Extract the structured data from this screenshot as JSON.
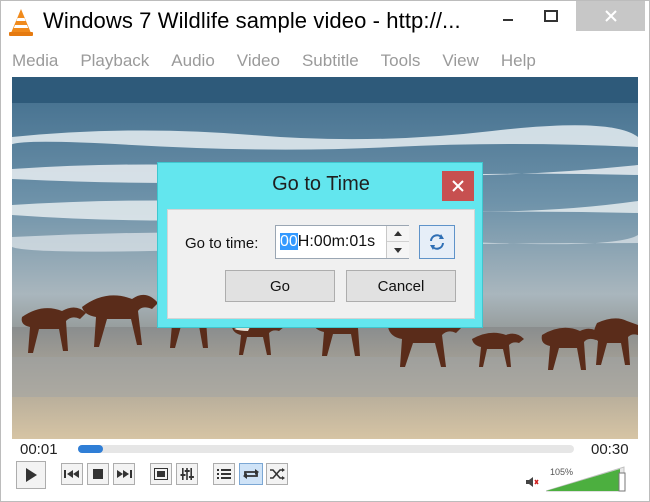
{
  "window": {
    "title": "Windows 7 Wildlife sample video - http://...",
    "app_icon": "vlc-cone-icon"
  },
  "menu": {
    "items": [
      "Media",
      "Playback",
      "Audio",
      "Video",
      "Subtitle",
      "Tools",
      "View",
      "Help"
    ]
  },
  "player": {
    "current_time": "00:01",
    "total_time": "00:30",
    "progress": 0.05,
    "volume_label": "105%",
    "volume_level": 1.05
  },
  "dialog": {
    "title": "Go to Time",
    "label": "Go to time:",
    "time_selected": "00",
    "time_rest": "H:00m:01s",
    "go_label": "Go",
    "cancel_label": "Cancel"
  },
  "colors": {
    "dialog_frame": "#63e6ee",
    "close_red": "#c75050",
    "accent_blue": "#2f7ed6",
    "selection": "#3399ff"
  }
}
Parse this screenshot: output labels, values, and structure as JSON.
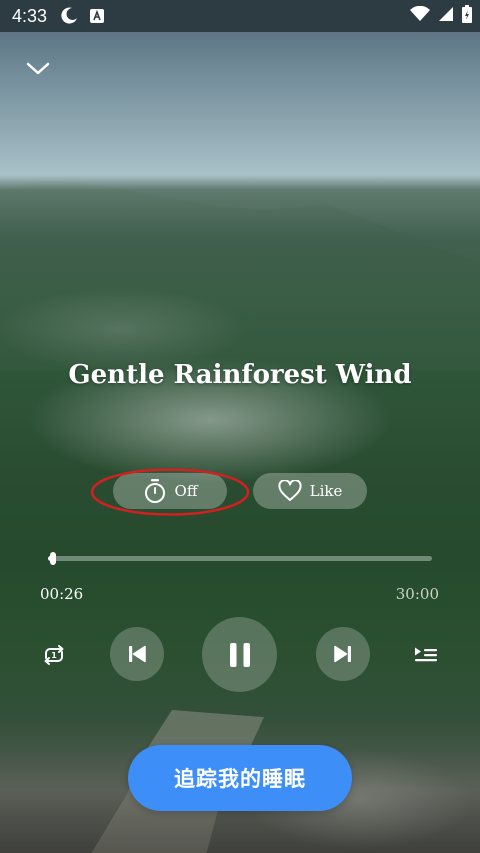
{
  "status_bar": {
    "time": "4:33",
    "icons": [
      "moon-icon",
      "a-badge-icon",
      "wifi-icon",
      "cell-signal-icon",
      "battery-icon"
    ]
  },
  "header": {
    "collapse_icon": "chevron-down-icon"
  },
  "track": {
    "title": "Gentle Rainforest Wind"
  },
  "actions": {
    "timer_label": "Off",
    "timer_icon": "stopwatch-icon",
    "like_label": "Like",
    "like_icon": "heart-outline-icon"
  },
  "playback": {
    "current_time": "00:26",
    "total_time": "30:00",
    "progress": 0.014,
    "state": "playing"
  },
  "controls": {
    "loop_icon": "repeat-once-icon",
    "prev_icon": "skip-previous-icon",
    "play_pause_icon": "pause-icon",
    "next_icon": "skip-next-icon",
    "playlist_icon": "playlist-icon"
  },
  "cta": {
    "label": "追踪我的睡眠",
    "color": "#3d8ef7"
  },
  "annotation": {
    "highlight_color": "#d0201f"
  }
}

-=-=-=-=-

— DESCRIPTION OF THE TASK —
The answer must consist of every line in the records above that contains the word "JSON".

— OUTPUT OF THE EXERCISE —
Extract the structured data from this screenshot as JSON.
Parse this screenshot: output labels, values, and structure as JSON.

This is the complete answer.